Aakash Chopra's Out of the Blue, about the rise and rise of Rajasthan, who won the Ranji Trophy twice in a row, has been praised as the first subaltern view of Indian cricket, but it is more than that. Part autobiography, part biography, it is full of warmth and humour.
The biography is a rich vein mined by some of the finest writers of our time. It is not necessary that only books about great players make for great biography, as Gideon Haigh showed with books on Warwick Armstrong and Jack Iverson. The latter's story, in Mystery Spinner, is a manual on research and interpretation about one of the most interesting bowlers to have played the game (but not long enough or often enough). Haigh, whose biography of Shane Warne has just been released, answers the what and the how; more interestingly, he suggests the why. His wide range of interests ensures that he both lays out the dots and connects them in fascinating ways.
Of the two biographies he wrote of difficult subjects, David Foot's Wally Hammond: The Reason Why is, in the author's words, "an attempt to interpret the paradoxes and the darker mental caverns which dogged and distracted him". In The Tormented Genius of Cricket, Foot examines the life and death of Harold Gimblett, the Somerset and England batsman who took his own life. The theme of suicide is dealt with by David Frith in Silence of the Heart, one of the most thought-provoking books on the game. It asks the question "Does cricket actually attract the susceptible?"

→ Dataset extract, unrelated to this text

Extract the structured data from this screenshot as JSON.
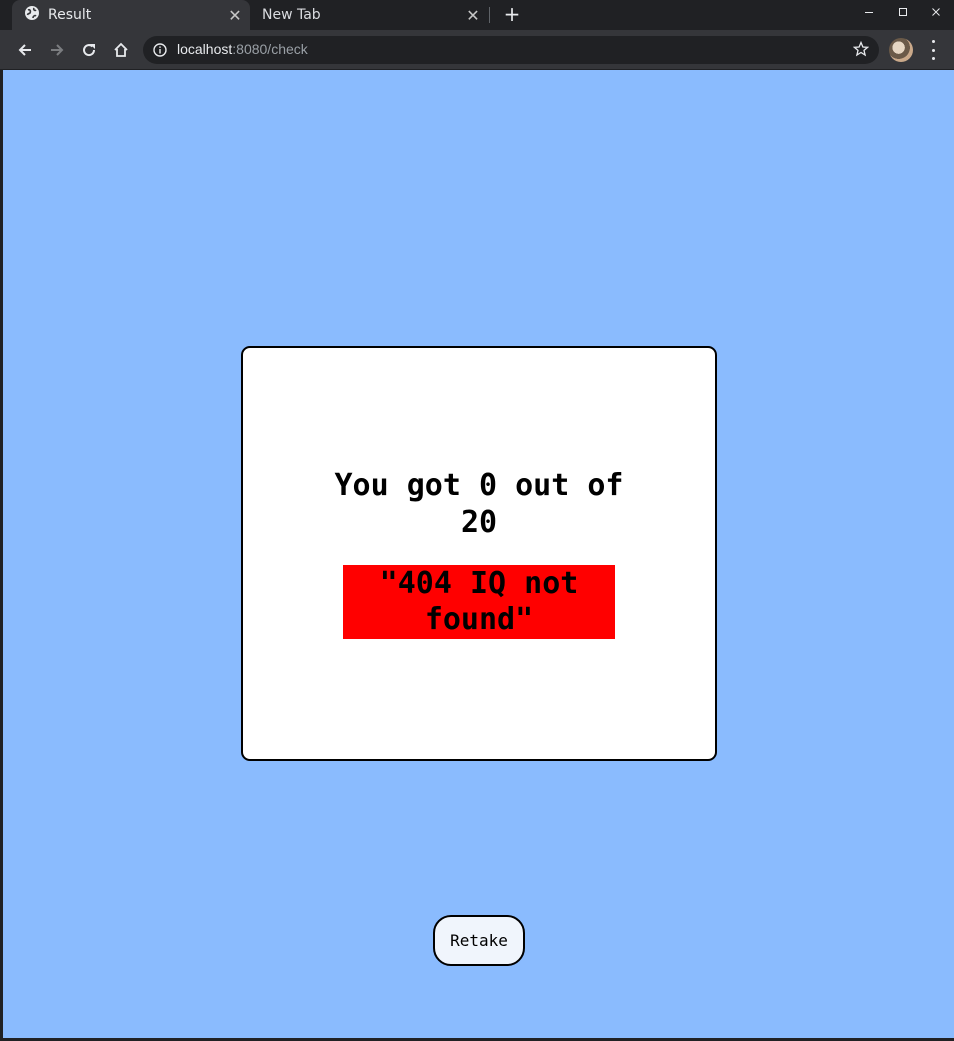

The Big Questions have been asked thus. By Mike Marqusee in Anyone But England, the historical attitude of England to the colonies even long after the latter gained independence. It captures the early days of the waning of power and the arrival of India as the new kid on the block, providing context and perspective. Frith's Bodyline Autopsy revisits an old Test series and provides fresh glasses to view it through, while Simon Wilde's Caught has to be the starting point for all future books on the match-fixing scandal. The politics that led up to and followed the D'Oliveira affair are captured by Peter Oborne in Cricket and Conspiracy: The Untold Story, while the best exposition of another problem, depression, is handled with rare honesty by Marcus Trescothick in his Coming Back to Me. These are issues the Carduses and the Thomsons of another era did not get into at all.

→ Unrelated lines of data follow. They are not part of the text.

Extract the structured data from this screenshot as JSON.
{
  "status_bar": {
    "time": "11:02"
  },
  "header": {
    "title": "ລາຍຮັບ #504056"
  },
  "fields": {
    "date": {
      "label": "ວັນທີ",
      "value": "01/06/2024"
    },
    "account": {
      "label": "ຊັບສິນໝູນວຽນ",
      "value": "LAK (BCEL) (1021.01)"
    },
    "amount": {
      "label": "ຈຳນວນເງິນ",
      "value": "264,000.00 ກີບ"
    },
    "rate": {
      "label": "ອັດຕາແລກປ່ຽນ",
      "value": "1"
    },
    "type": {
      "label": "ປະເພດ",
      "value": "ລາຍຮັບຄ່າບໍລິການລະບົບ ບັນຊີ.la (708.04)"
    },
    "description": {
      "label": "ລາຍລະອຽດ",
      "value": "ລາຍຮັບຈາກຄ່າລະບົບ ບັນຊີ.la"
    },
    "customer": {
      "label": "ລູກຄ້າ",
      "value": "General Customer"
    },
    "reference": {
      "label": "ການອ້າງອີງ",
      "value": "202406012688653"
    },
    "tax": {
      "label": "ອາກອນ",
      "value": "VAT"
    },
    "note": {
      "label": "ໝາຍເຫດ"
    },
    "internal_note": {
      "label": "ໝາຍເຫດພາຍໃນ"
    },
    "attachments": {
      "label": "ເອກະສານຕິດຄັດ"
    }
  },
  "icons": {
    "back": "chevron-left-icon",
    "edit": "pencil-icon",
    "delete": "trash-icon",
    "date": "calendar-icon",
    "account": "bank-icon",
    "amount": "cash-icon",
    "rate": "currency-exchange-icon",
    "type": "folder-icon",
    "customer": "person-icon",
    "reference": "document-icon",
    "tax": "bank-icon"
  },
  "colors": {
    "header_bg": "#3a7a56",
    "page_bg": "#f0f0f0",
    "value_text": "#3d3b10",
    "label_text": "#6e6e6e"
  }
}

But what of the madness of the game, the humour, the teams whose passion is not matched by their talent? Cricket, Lovely Cricket by Lawrence Booth is not strictly a book you will find on the humour shelves, for it is a serious book written with a lightness of touch that only the truly obsessed can bring to their calling. The subtitle says it all: "An Addict's Guide To The World's Most Exasperating Game".
Marcus Berkmann's Rain Men brings together obsession, resignation, frustration and a batting average that reads like a shoe size. "To be treated with the respect you aren't due is the dream of every talentless sportsman," says the author. And you can't argue with that.
That's it, then, a thoroughly incomplete and purely subjective list. Let the arguments begin.
Suresh Menon is the editor of Wisden India Almanack, and author, most recently of Bishan: Portrait of a Cricketer